As a company edgeofmyseat.com don’t need to do a lot of responding to tenders. We sometimes help our design agency clients with their pitches but it is fairly rare for us to get a RFP direct to us. However, when we do get sight of these documents – perhaps because we have been approached directly to do development work for a company that already has a designer on board – I am often very surprised at the amount of work they expect us to do at a very early stage. Just to be able to have the “opportunity” of pitching for the work.
The main issue I have with these tenders is that they directly ask, or at least insinuate, that what should be submitted is an entire proposal for the development of the application. They often ask large numbers of very detailed questions about technology, approach and the finer points of how we would recommend certain features be implemented.

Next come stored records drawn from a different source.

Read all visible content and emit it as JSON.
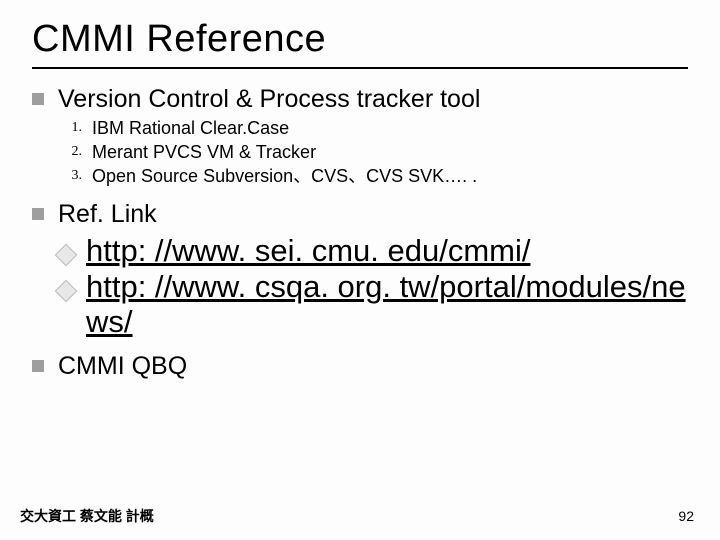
{
  "title": "CMMI Reference",
  "sections": {
    "s1": {
      "heading": "Version Control & Process tracker  tool"
    },
    "list": {
      "i1": {
        "n": "1.",
        "t": "IBM Rational Clear.Case"
      },
      "i2": {
        "n": "2.",
        "t": "Merant  PVCS VM & Tracker"
      },
      "i3": {
        "n": "3.",
        "t": "Open Source Subversion、CVS、CVS SVK…. ."
      }
    },
    "s2": {
      "heading": "Ref. Link"
    },
    "links": {
      "l1": "http: //www. sei. cmu. edu/cmmi/",
      "l2": "http: //www. csqa. org. tw/portal/modules/news/"
    },
    "s3": {
      "heading": "CMMI QBQ"
    }
  },
  "footer": {
    "left": "交大資工 蔡文能 計概",
    "page": "92"
  }
}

To fully respond to these documents would take a couple of days of time for a senior developer – if we were to really do our response justice – essentially a couple of days of free consulting for the company putting out the tender.

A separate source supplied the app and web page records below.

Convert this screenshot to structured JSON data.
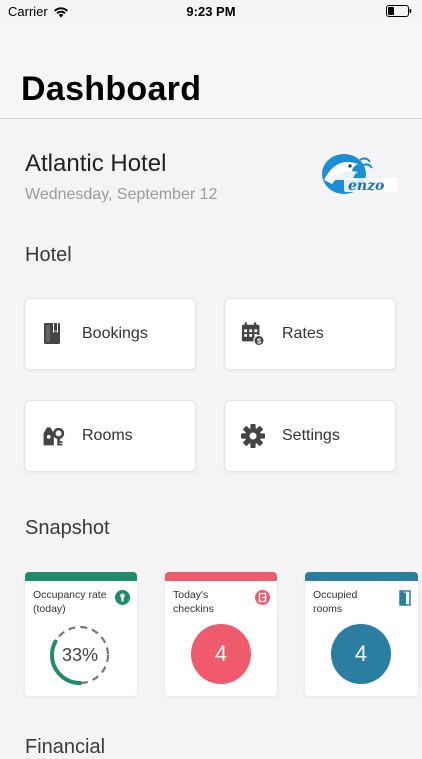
{
  "status_bar": {
    "carrier": "Carrier",
    "time": "9:23 PM"
  },
  "header": {
    "title": "Dashboard"
  },
  "hotel": {
    "name": "Atlantic Hotel",
    "date": "Wednesday, September 12",
    "logo_text": "enzo"
  },
  "sections": {
    "hotel": "Hotel",
    "snapshot": "Snapshot",
    "financial": "Financial"
  },
  "actions": [
    {
      "label": "Bookings",
      "icon": "bookings-icon"
    },
    {
      "label": "Rates",
      "icon": "rates-icon"
    },
    {
      "label": "Rooms",
      "icon": "rooms-icon"
    },
    {
      "label": "Settings",
      "icon": "settings-icon"
    }
  ],
  "snapshot": [
    {
      "label": "Occupancy rate (today)",
      "value": "33%",
      "percent": 33,
      "color": "#1f8a6c",
      "icon": "occupancy-icon"
    },
    {
      "label": "Today's checkins",
      "value": "4",
      "color": "#ef5a6c",
      "icon": "checkin-icon"
    },
    {
      "label": "Occupied rooms",
      "value": "4",
      "color": "#2a7ea0",
      "icon": "door-icon"
    }
  ],
  "colors": {
    "accent_green": "#1f8a6c",
    "accent_red": "#ef5a6c",
    "accent_blue": "#2a7ea0"
  }
}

As far as I am concerned this is as much spec work as asking design agencies to pitch with concepts. So when we are asking to put forward a proposal for these jobs, then our response tends to be a polite “no, thank you”. Even when the work looks interesting and very much the sort of project we could do well.

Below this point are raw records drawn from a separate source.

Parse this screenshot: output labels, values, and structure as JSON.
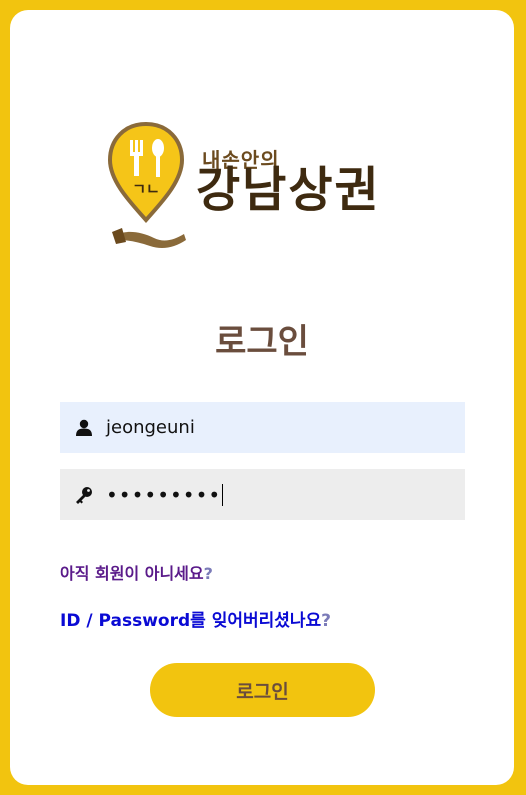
{
  "logo": {
    "subtitle": "내손안의",
    "title": "강남상권",
    "badge": "ㄱㄴ"
  },
  "login": {
    "heading": "로그인",
    "username": {
      "value": "jeongeuni",
      "icon": "user-icon"
    },
    "password": {
      "masked_value": "•••••••••",
      "icon": "key-icon"
    },
    "signup_link": "아직 회원이 아니세요",
    "forgot_link": "ID / Password를 잊어버리셨나요",
    "question_mark": "?",
    "submit_label": "로그인"
  },
  "colors": {
    "background": "#f2c40f",
    "card": "#ffffff",
    "heading": "#6a4d3d",
    "signup_link": "#5a1a8a",
    "forgot_link": "#0a0ad4",
    "username_field": "#e8f0fd",
    "password_field": "#ededed"
  }
}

If an agency is spending a lot of time responding to tenders then they have to recoup that cost somehow, in our case it would mean having to charge a higher hourly rate for all jobs to cover the non-billable time used in responding.
In addition to the amount of non-billable time these proposals will consume, this work is in reality free consultancy for the person or company requesting the tenders. They can start the process with very sketchy ideas as to how their application should work, get 10 companies to present their concepts and suggestions and take all that knowledge, research and understanding with them to the final build – without paying a penny. When your input is ideas and experience it would be very difficult to prove that the information came from you, it isn’t the same as someone stealing a design concept. There are the occasional instances where an agency could cry foul over an idea that was so unique it would have been unlikely to have also come from another source, but these are unusual. This post from Solid State Group makes for interesting reading.
When it comes to clients with whom we have an existing relationship we are always happy to discuss ideas and approaches prior to a project beginning – that is all part of a good business relationship. However I will not give away days of consultancy to every company who turns up with a large document and a distant promise of a profitable job.
We have found that often these vague proposals expecting a lot of work are because the end client does not have a clear idea of what they want to do. With projects we have taken on we have found that a good approach is to suggest an initial stage of consultancy work. We work with the client and their designer to come up with a specification for the work, often producing wireframes of functionality; making suggestions for approaches and technology; essentially bringing our experience as developers to their ideas. At the end of that process that work is handed over to the client – along with a quote for our development services if we were to continue and build the project. However if they decide to then take the work elsewhere, there are no hard feelings, we have been paid for our consultancy work and we would hope that our years of experience will help to get the project off to a good start.
As I mentioned at the beginning of this article we are fortunate in that most our our work comes via long-term partnerships with the design agencies we work with, or from people who have already decided that we are the company they would like to work with. I know that many companies do get a lot of their work via responding to tenders and I would be interested in hearing how other people manage responding to RFPs, and balance that with billable work, and not giving away a lot of consultancy time for free in the process.